non-exempt employees of Defendant. Id. ¶¶
Complaint alleges that Defendant hired Plaintiffs as painters
and paid Plaintiffs in cash for hours worked in excess of
forty hours in a single work week. Id. ¶¶
16, 19. Plaintiffs allege that Defendant did not pay them at
a rate of one-and-a-half times their regularly hourly wage
for overtime worked and failed to maintain proper time
records. Id. ¶ 20.
December 21, 2017 the parties submitted proposed settlement
agreements (Docs. 24-1, 24-2) to the Court for approval. Doc.
24. The Court subsequently denied without prejudice the
parties' motion to approve the settlement, noting that
the proposed settlement agreements contained pervasive
releases for unrelated claims unsupported by independent
consideration. Doc. 25 at 3-5. The parties now renew their
motion for Court approval and have submitted revised
settlement agreements without the offending provisions.
See Docs. 26, 26-1, 26-2.
revised settlement agreement for Jose Alvarado, Defendant
agrees to issue one check payable to Jose Alvarado in the
amount of six-thousand, five-hundred dollars ($6, 500.00) for
unpaid wages less applicable withholding taxes and one check
payable to Jose Alvarado in the amount of six-thousand,
five-hundred dollars ($6, 500.00) for liquidated damages.
Doc. 26-1 ¶ 1. Similarly, in the revised settlement
agreement for Pedro Mejia, Defendant agrees to issue one
check payable to Pedro Mejia in the amount of four-thousand
dollars ($4, 000.00) for unpaid wages less applicable
withholding taxes and one check payable to Pedro Mejia in the
amount of four-thousand dollars ($4, 000.00) for liquidated
damages.
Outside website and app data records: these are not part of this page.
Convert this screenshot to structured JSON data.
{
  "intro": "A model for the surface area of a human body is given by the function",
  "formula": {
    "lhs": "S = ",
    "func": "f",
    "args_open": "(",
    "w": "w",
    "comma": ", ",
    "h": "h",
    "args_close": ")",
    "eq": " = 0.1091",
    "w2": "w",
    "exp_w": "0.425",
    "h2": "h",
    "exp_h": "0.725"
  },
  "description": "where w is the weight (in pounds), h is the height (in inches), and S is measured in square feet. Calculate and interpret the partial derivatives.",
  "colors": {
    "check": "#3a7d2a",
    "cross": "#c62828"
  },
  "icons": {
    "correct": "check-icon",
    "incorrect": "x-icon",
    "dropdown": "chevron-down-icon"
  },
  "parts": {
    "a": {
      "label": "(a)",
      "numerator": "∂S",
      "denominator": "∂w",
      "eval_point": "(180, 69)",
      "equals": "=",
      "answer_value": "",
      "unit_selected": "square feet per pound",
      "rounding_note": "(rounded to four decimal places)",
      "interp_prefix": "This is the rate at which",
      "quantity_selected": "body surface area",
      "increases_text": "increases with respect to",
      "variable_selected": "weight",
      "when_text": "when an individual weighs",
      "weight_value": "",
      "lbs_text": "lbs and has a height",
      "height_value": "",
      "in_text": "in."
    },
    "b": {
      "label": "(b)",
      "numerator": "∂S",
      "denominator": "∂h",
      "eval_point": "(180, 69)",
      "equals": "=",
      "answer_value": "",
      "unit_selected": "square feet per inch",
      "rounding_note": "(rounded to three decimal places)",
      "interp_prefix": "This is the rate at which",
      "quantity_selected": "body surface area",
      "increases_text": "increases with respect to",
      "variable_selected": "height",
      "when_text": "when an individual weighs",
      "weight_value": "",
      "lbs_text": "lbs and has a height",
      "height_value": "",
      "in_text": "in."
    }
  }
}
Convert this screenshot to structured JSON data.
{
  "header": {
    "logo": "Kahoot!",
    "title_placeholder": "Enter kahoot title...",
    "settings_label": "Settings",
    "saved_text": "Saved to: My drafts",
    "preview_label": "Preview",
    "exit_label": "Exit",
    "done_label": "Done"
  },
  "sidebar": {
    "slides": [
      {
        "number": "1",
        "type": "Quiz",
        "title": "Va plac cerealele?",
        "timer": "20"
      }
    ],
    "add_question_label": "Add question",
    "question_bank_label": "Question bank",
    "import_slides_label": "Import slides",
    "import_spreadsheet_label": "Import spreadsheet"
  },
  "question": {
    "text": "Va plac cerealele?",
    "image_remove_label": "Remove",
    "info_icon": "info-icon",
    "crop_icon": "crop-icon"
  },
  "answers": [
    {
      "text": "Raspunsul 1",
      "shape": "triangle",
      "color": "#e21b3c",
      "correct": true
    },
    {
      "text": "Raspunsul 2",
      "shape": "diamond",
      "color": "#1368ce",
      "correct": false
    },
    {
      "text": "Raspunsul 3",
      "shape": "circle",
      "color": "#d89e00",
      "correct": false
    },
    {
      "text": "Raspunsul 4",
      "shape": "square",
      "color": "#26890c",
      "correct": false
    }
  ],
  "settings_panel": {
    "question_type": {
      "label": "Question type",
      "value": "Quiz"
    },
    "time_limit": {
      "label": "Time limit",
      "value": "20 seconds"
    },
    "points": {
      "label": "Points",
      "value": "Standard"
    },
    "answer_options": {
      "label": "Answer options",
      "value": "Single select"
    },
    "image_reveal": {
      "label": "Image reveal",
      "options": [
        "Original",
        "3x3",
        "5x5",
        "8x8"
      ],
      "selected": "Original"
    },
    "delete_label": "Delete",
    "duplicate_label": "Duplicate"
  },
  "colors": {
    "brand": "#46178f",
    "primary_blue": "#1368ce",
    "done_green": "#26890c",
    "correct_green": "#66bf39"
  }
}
Doc. 26-2 ¶ 1. The pervasive release has been
removed from both settlement agreements. Compare
Docs. 24-1, 24-2 with Docs. 26-1, 26-2.
party was independently represented by counsel. See
docket. The parties represent that they wish to avoid
the uncertainties and expense of litigation. Docs. 26-1 at 1,
26-2 at 1. Plaintiffs represent that they have been paid a
fair settlement for all work performed on Defendant's
behalf, and that the settlement is a reasonable resolution of
a disputed claim. Doc. 26 ¶ 6.
on the Court's review of the settlement agreements, the
parties' representations and the policy in this circuit
of promoting settlement of litigation, the Court recommends
the proposed settlements to be fair and reasonable
compromises of the dispute. Other courts in this district
similarly have approved settlements for a compromised amount
in light of the stipulation of the parties, strength of the
defenses and the expense and length of continued litigation,
as the parties have recognized here. See e.g., Diaz v.
Mattress One, Inc., No. 6:10-CV-1302-ORL-22, 2011 WL
3167248, at *2 (M.D. Fla. July 15, 2011), report and
recommendation adopted, No. 6:10-CV-1302-ORL-22, 2011 WL
3166211 (M.D. Fla. July 27, 2011); see also
Dorismond, 2014 WL 2861483; Helms, 2006 WL
of the settlements, Defendant further agree to pay Plaintiff
Alvarado's attorneys' fees and costs in the amount of
five-thousand, four-hundred dollars ($5, 400.00) and
Plaintiff Mejia's attorneys' fees in the amount of
five-thousand dollars ($5, 000.00). Docs. 26-1 ¶ 1, 26-2
¶ 1. The parties assert that the amount ...